What you need to do:
Scan the material below for every line with the string "title", and copy those lines.

Source data:
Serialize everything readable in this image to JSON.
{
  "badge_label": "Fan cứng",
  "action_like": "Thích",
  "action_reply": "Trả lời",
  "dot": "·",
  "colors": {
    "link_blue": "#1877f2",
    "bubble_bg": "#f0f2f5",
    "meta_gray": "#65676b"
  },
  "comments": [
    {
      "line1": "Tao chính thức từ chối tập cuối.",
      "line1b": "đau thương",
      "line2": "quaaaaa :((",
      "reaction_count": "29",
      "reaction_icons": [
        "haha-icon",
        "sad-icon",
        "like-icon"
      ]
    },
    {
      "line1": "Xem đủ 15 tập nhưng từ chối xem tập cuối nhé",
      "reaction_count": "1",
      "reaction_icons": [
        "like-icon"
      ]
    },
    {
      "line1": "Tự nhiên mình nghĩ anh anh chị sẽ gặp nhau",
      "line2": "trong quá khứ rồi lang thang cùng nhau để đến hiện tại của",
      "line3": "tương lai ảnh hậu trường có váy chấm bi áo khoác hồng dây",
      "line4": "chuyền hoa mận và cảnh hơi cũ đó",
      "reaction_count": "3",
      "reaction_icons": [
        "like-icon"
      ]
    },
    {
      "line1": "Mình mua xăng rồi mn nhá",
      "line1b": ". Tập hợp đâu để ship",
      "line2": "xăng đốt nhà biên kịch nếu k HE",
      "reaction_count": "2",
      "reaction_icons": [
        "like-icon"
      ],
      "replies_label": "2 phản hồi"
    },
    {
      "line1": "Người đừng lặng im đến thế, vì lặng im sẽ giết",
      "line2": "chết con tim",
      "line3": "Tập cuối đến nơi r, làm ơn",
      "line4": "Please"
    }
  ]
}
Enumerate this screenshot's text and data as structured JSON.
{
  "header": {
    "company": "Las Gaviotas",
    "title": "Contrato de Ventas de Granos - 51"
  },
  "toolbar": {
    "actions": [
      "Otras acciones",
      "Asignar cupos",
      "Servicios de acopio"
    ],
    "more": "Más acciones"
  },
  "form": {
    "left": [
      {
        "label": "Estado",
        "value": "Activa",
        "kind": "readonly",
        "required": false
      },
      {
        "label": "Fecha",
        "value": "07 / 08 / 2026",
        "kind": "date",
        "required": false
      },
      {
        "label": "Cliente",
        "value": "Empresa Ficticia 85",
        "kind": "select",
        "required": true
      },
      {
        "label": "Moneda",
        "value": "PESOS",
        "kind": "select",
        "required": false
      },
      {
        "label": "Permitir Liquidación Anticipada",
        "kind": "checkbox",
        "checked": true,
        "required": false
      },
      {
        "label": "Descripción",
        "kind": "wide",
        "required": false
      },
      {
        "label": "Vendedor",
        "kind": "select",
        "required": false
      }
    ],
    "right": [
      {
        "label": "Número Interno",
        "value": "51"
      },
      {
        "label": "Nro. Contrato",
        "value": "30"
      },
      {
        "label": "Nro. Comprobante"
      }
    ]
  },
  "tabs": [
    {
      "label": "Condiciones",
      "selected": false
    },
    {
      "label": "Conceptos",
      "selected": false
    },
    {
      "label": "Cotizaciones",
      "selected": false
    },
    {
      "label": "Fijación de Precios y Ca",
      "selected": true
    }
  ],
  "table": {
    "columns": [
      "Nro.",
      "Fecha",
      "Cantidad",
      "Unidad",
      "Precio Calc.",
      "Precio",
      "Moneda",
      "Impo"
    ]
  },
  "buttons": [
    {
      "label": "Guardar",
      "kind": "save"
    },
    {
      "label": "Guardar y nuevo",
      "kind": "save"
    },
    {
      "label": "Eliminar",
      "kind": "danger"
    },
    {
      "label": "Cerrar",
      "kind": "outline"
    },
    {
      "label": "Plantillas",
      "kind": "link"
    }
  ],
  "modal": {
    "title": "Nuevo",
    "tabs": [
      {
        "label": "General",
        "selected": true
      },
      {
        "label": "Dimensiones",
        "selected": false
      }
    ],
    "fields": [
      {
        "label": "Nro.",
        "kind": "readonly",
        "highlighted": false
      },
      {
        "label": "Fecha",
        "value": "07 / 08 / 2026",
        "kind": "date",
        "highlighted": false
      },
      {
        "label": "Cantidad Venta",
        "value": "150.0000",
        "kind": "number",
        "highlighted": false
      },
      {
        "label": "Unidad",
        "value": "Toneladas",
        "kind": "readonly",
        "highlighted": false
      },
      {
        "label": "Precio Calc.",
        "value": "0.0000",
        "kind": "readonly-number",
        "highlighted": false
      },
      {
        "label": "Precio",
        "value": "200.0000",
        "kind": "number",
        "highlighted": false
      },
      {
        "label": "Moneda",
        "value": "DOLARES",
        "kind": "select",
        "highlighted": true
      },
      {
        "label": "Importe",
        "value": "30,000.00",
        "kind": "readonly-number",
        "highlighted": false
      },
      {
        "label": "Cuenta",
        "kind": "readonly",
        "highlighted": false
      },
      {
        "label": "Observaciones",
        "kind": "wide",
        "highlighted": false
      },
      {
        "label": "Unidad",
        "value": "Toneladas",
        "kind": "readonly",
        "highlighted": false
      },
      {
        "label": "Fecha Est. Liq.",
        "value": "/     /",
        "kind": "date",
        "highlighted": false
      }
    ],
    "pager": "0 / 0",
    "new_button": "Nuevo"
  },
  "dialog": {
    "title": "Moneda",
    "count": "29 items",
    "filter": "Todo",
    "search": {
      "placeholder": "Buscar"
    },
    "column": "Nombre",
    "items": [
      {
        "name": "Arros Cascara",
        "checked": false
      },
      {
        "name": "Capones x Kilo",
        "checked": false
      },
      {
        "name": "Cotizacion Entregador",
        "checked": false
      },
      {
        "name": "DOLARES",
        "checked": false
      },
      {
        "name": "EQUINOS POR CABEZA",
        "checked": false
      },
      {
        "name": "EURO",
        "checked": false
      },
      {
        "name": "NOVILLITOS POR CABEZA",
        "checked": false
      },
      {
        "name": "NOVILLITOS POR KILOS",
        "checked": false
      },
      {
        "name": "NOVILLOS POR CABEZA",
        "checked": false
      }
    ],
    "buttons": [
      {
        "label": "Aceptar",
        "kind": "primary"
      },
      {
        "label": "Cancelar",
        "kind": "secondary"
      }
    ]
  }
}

Result of the exercise:
    "title": "Contrato de Ventas de Granos - 51"
    "title": "Nuevo",
    "title": "Moneda",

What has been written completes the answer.